Leave out the pictures and repeat every record exactly.
━━ Record extracts ━━
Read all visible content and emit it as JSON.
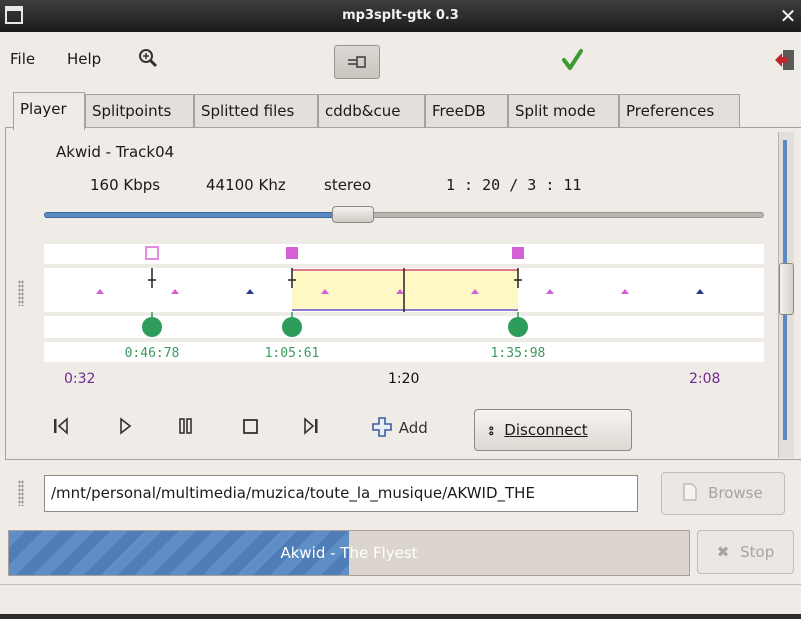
{
  "window": {
    "title": "mp3splt-gtk 0.3",
    "close_glyph": "✕"
  },
  "menu": {
    "file": "File",
    "help": "Help"
  },
  "tabs": [
    {
      "label": "Player"
    },
    {
      "label": "Splitpoints"
    },
    {
      "label": "Splitted files"
    },
    {
      "label": "cddb&cue"
    },
    {
      "label": "FreeDB"
    },
    {
      "label": "Split mode"
    },
    {
      "label": "Preferences"
    }
  ],
  "player": {
    "song_title": "Akwid - Track04",
    "bitrate": "160 Kbps",
    "frequency": "44100 Khz",
    "mode": "stereo",
    "time": "1 : 20 / 3 : 11",
    "seek_fraction": 0.42
  },
  "waveform": {
    "splitpoints": [
      {
        "label": "0:46:78",
        "color": "#e38ce6",
        "hollow": true
      },
      {
        "label": "1:05:61",
        "color": "#d55fd6",
        "hollow": false
      },
      {
        "label": "1:35:98",
        "color": "#d55fd6",
        "hollow": false
      }
    ],
    "time_labels": {
      "start": "0:32",
      "middle": "1:20",
      "end": "2:08"
    },
    "colors": {
      "splitpoint_dot": "#2e9c5a",
      "selection": "#fdf8c4",
      "label_green": "#3a9a5e",
      "label_purple": "#6d2a8f"
    }
  },
  "controls": {
    "add_label": "Add",
    "disconnect_label": "Disconnect"
  },
  "file": {
    "path": "/mnt/personal/multimedia/muzica/toute_la_musique/AKWID_THE",
    "browse_label": "Browse"
  },
  "progress": {
    "text": "Akwid - The Flyest",
    "fraction": 0.5,
    "stop_label": "Stop"
  }
}
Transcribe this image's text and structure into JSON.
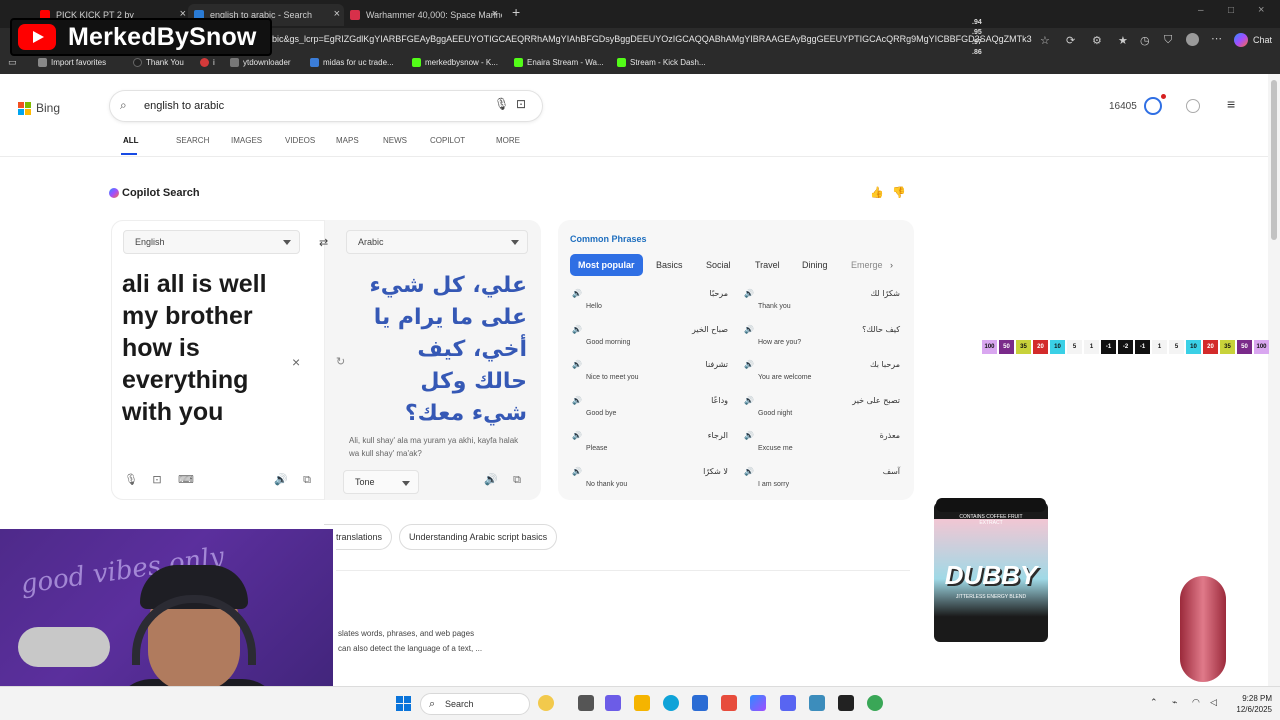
{
  "browser": {
    "tabs": [
      {
        "title": "PICK KICK PT 2 by",
        "active": false
      },
      {
        "title": "english to arabic - Search",
        "active": true
      },
      {
        "title": "Warhammer 40,000: Space Marine",
        "active": false
      }
    ],
    "url": "bic&gs_lcrp=EgRIZGdlKgYIARBFGEAyBggAEEUYOTIGCAEQRRhAMgYIAhBFGDsyBggDEEUYOzIGCAQQABhAMgYIBRAAGEAyBggGEEUYPTIGCAcQRRg9MgYICBBFGD3SAQgZMTk3ajBqM...",
    "right_label": "Chat",
    "favorites": [
      {
        "label": "Import favorites",
        "color": "#888888"
      },
      {
        "label": "Thank You",
        "color": "#222222"
      },
      {
        "label": "i",
        "color": "#d33a3a"
      },
      {
        "label": "ytdownloader",
        "color": "#777777"
      },
      {
        "label": "midas for uc trade...",
        "color": "#3b7dd8"
      },
      {
        "label": "merkedbysnow - K...",
        "color": "#53fc18"
      },
      {
        "label": "Enaira Stream - Wa...",
        "color": "#53fc18"
      },
      {
        "label": "Stream - Kick Dash...",
        "color": "#53fc18"
      }
    ]
  },
  "overlay": {
    "channel_name": "MerkedBySnow",
    "alerts": [
      ".94",
      ".95",
      ".97",
      ".86"
    ],
    "webcam_text": "good vibes only",
    "counter_values": [
      "100",
      "50",
      "35",
      "20",
      "10",
      "5",
      "1",
      "-1",
      "-2",
      "-1",
      "1",
      "5",
      "10",
      "20",
      "35",
      "50",
      "100"
    ],
    "ad_brand": "DUBBY",
    "ad_tag": "CONTAINS COFFEE FRUIT EXTRACT",
    "ad_sub": "JITTERLESS ENERGY BLEND"
  },
  "bing": {
    "logo": "Bing",
    "query": "english to arabic",
    "points": "16405",
    "scopes": [
      "ALL",
      "SEARCH",
      "IMAGES",
      "VIDEOS",
      "MAPS",
      "NEWS",
      "COPILOT",
      "MORE"
    ],
    "copilot_title": "Copilot Search"
  },
  "translator": {
    "source_lang": "English",
    "target_lang": "Arabic",
    "source_text": "ali all is well my brother how is everything with you",
    "target_text": "علي، كل شيء على ما يرام يا أخي، كيف حالك وكل شيء معك؟",
    "transliteration": "Ali, kull shay' ala ma yuram ya akhi, kayfa halak wa kull shay' ma'ak?",
    "tone_label": "Tone"
  },
  "phrases": {
    "title": "Common Phrases",
    "tabs": [
      "Most popular",
      "Basics",
      "Social",
      "Travel",
      "Dining",
      "Emerge"
    ],
    "items": [
      {
        "ar": "مرحبًا",
        "en": "Hello"
      },
      {
        "ar": "شكرًا لك",
        "en": "Thank you"
      },
      {
        "ar": "صباح الخير",
        "en": "Good morning"
      },
      {
        "ar": "كيف حالك؟",
        "en": "How are you?"
      },
      {
        "ar": "تشرفنا",
        "en": "Nice to meet you"
      },
      {
        "ar": "مرحبا بك",
        "en": "You are welcome"
      },
      {
        "ar": "وداعًا",
        "en": "Good bye"
      },
      {
        "ar": "تصبح على خير",
        "en": "Good night"
      },
      {
        "ar": "الرجاء",
        "en": "Please"
      },
      {
        "ar": "معذرة",
        "en": "Excuse me"
      },
      {
        "ar": "لا شكرًا",
        "en": "No thank you"
      },
      {
        "ar": "آسف",
        "en": "I am sorry"
      }
    ]
  },
  "chips": [
    "translations",
    "Understanding Arabic script basics"
  ],
  "description": {
    "line1": "slates words, phrases, and web pages",
    "line2": "can also detect the language of a text, ..."
  },
  "taskbar": {
    "search_label": "Search",
    "time": "9:28 PM",
    "date": "12/6/2025"
  }
}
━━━
Written answer
Read all visible content and emit it as JSON.
{
  "window": {
    "title": "mp3splt-gtk 0.3",
    "close_glyph": "✕"
  },
  "menu": {
    "file": "File",
    "help": "Help"
  },
  "tabs": [
    {
      "label": "Player"
    },
    {
      "label": "Splitpoints"
    },
    {
      "label": "Splitted files"
    },
    {
      "label": "cddb&cue"
    },
    {
      "label": "FreeDB"
    },
    {
      "label": "Split mode"
    },
    {
      "label": "Preferences"
    }
  ],
  "player": {
    "song_title": "Akwid - Track04",
    "bitrate": "160 Kbps",
    "frequency": "44100 Khz",
    "mode": "stereo",
    "time": "1 : 20 / 3 : 11",
    "seek_fraction": 0.42
  },
  "waveform": {
    "splitpoints": [
      {
        "label": "0:46:78",
        "color": "#e38ce6",
        "hollow": true
      },
      {
        "label": "1:05:61",
        "color": "#d55fd6",
        "hollow": false
      },
      {
        "label": "1:35:98",
        "color": "#d55fd6",
        "hollow": false
      }
    ],
    "time_labels": {
      "start": "0:32",
      "middle": "1:20",
      "end": "2:08"
    },
    "colors": {
      "splitpoint_dot": "#2e9c5a",
      "selection": "#fdf8c4",
      "label_green": "#3a9a5e",
      "label_purple": "#6d2a8f"
    }
  },
  "controls": {
    "add_label": "Add",
    "disconnect_label": "Disconnect"
  },
  "file": {
    "path": "/mnt/personal/multimedia/muzica/toute_la_musique/AKWID_THE",
    "browse_label": "Browse"
  },
  "progress": {
    "text": "Akwid - The Flyest",
    "fraction": 0.5,
    "stop_label": "Stop"
  }
}
Transcribe this image's text and structure into JSON.
{
  "browser": {
    "tabs": [
      {
        "title": "PICK KICK PT 2 by",
        "active": false
      },
      {
        "title": "english to arabic - Search",
        "active": true
      },
      {
        "title": "Warhammer 40,000: Space Marine",
        "active": false
      }
    ],
    "url": "bic&gs_lcrp=EgRIZGdlKgYIARBFGEAyBggAEEUYOTIGCAEQRRhAMgYIAhBFGDsyBggDEEUYOzIGCAQQABhAMgYIBRAAGEAyBggGEEUYPTIGCAcQRRg9MgYICBBFGD3SAQgZMTk3ajBqM...",
    "right_label": "Chat",
    "favorites": [
      {
        "label": "Import favorites",
        "color": "#888888"
      },
      {
        "label": "Thank You",
        "color": "#222222"
      },
      {
        "label": "i",
        "color": "#d33a3a"
      },
      {
        "label": "ytdownloader",
        "color": "#777777"
      },
      {
        "label": "midas for uc trade...",
        "color": "#3b7dd8"
      },
      {
        "label": "merkedbysnow - K...",
        "color": "#53fc18"
      },
      {
        "label": "Enaira Stream - Wa...",
        "color": "#53fc18"
      },
      {
        "label": "Stream - Kick Dash...",
        "color": "#53fc18"
      }
    ]
  },
  "overlay": {
    "channel_name": "MerkedBySnow",
    "alerts": [
      ".94",
      ".95",
      ".97",
      ".86"
    ],
    "webcam_text": "good vibes only",
    "counter_values": [
      "100",
      "50",
      "35",
      "20",
      "10",
      "5",
      "1",
      "-1",
      "-2",
      "-1",
      "1",
      "5",
      "10",
      "20",
      "35",
      "50",
      "100"
    ],
    "ad_brand": "DUBBY",
    "ad_tag": "CONTAINS COFFEE FRUIT EXTRACT",
    "ad_sub": "JITTERLESS ENERGY BLEND"
  },
  "bing": {
    "logo": "Bing",
    "query": "english to arabic",
    "points": "16405",
    "scopes": [
      "ALL",
      "SEARCH",
      "IMAGES",
      "VIDEOS",
      "MAPS",
      "NEWS",
      "COPILOT",
      "MORE"
    ],
    "copilot_title": "Copilot Search"
  },
  "translator": {
    "source_lang": "English",
    "target_lang": "Arabic",
    "source_text": "ali all is well my brother how is everything with you",
    "target_text": "علي، كل شيء على ما يرام يا أخي، كيف حالك وكل شيء معك؟",
    "transliteration": "Ali, kull shay' ala ma yuram ya akhi, kayfa halak wa kull shay' ma'ak?",
    "tone_label": "Tone"
  },
  "phrases": {
    "title": "Common Phrases",
    "tabs": [
      "Most popular",
      "Basics",
      "Social",
      "Travel",
      "Dining",
      "Emerge"
    ],
    "items": [
      {
        "ar": "مرحبًا",
        "en": "Hello"
      },
      {
        "ar": "شكرًا لك",
        "en": "Thank you"
      },
      {
        "ar": "صباح الخير",
        "en": "Good morning"
      },
      {
        "ar": "كيف حالك؟",
        "en": "How are you?"
      },
      {
        "ar": "تشرفنا",
        "en": "Nice to meet you"
      },
      {
        "ar": "مرحبا بك",
        "en": "You are welcome"
      },
      {
        "ar": "وداعًا",
        "en": "Good bye"
      },
      {
        "ar": "تصبح على خير",
        "en": "Good night"
      },
      {
        "ar": "الرجاء",
        "en": "Please"
      },
      {
        "ar": "معذرة",
        "en": "Excuse me"
      },
      {
        "ar": "لا شكرًا",
        "en": "No thank you"
      },
      {
        "ar": "آسف",
        "en": "I am sorry"
      }
    ]
  },
  "chips": [
    "translations",
    "Understanding Arabic script basics"
  ],
  "description": {
    "line1": "slates words, phrases, and web pages",
    "line2": "can also detect the language of a text, ..."
  },
  "taskbar": {
    "search_label": "Search",
    "time": "9:28 PM",
    "date": "12/6/2025"
  }
}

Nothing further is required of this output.